Prior to 2005, Troese Title and Troese/Hughes shared a joint escrow account for the receipt and disbursement of funds in connection with real estate closings carried out by both title companies. By 2006, the joint escrow account had a $3 million shortage. Lukenich’s reconciliation reports, which were sent monthly to the principal of the companies, clearly showed that there were significant shortages in the joint escrow account. Principals of the title companies re-financed their homes to attempt to cover some of the escrow shortages. Sometime in 2006, the joint escrow account was separated into separate escrow accounts and Lukenich allocated a $1.7 million escrow shortage to Troese Title and a $1.3 million escrow shortage to Troese/Hughes.

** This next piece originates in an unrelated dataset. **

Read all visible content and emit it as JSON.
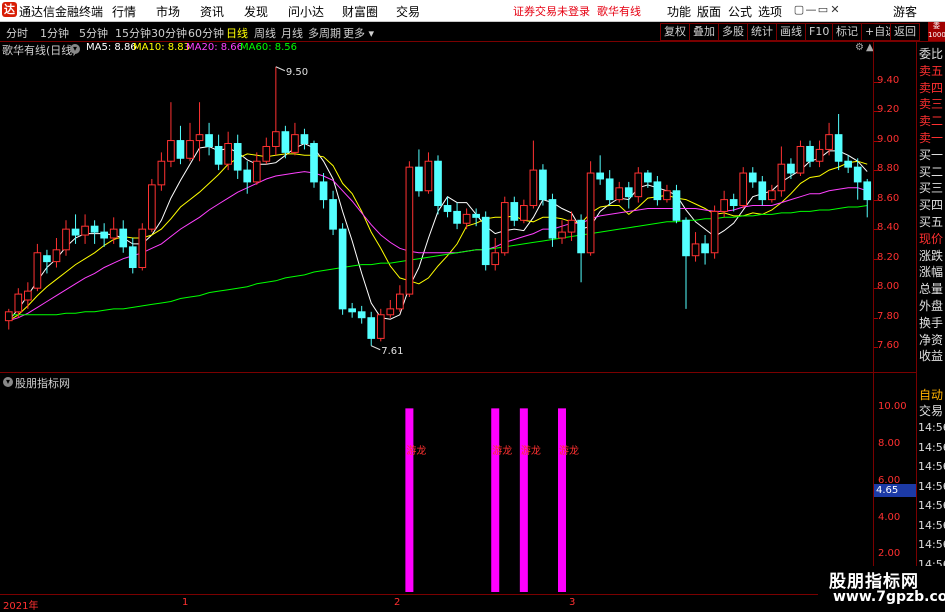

The Troese title companies had agency agreements with Chicago Title Company which enabled them to provide title insurance in conjunction with the settlement services they performed, and made Chicago Title liable for any title defects suffered by home owners and lenders. Chicago Title performed audits at Troese Title and Troes/Hughes. Prior to each of the audits, Lukenich would alter the reconciliation reports to falsely show that there were not escrow shortages and that there were not outstanding mortgage payoffs that had not been made. After each audit, Lukenich would reverse the fraudulent adjustments.
In March 2008, Chicago Title terminated its agency relationship with Troese Title and Troese/Hughes. In response, Troese Title and Troese/Hughes operations were consolidated into a single title operation that would be part of Troese/Prestige. However, when Troese/Prestige conducted settlements, it used the new lender money to cover the mortgage pay-offs that were still outstanding at Troese Title and Troese/Prestige, instead of as instructed on the HUD-1 settlement statement, in violation of the express direction of the lender. Eventually, there were not enough settlements to cover all of the shortages. Chicago Title received information that a mortgage had not been paid off and conducted a surprise audit of Troese/Prestige. The escrow account did not contain enough money to cover all of the outstanding mortgage pay-offs from Troese/Prestige. Chicago Title, as the title insurer, was forced to make the mortgage pay-offs, and to pay off funds due to a seller from a settlement and pay to record the instruments that had not been recorded.
In total, the loss to Chicago Title stemming from the Troese/Prestige pay-offs was approximately $1.7 million.
Lukenich faces a maximum sentence of 20 years in prison and a $250,000 fine. U.S. District Judge William N. Nickerson scheduled sentencing for January 12, 2012 at 9:30 a.m.
The Maryland Mortgage Fraud Task Force was established to unify the agencies that regulate and investigate mortgage fraud and promote the early detection, identification, prevention, and prosecution of mortgage fraud schemes. This case, as well as other cases brought by members of the Task Force, demonstrates the commitment of law enforcement agencies to protect consumers from fraud and promote the integrity of the credit markets. Information about mortgage fraud prosecutions is available www.justice.gov/usao/md/Mortgage-Fraud/index.html.
This law enforcement action is part of President Barack Obama’s Financial Fraud Enforcement Task Force. President Obama established the interagency Financial Fraud Enforcement Task Force to wage an aggressive, coordinated, and proactive effort to investigate and prosecute financial crimes. The task force includes representatives from a broad range of federal agencies, regulatory authorities, inspectors general, and state and local law enforcement who, working together, bring to bear a powerful array of criminal and civil enforcement resources. The task force is working to improve efforts across the federal executive branch, and with state and local partners, to investigate and prosecute significant financial crimes, ensure just and effective punishment for those who perpetrate financial crimes, combat discrimination in the lending and financial markets, and recover proceeds for victims of financial crimes.
United States Attorney Rod J. Rosenstein commended the FBI for its investigative work, and thanked Assistant U.S. Attorneys Tonya Kelly Kowitz and Gregory R. Bockin, who are prosecuting the case.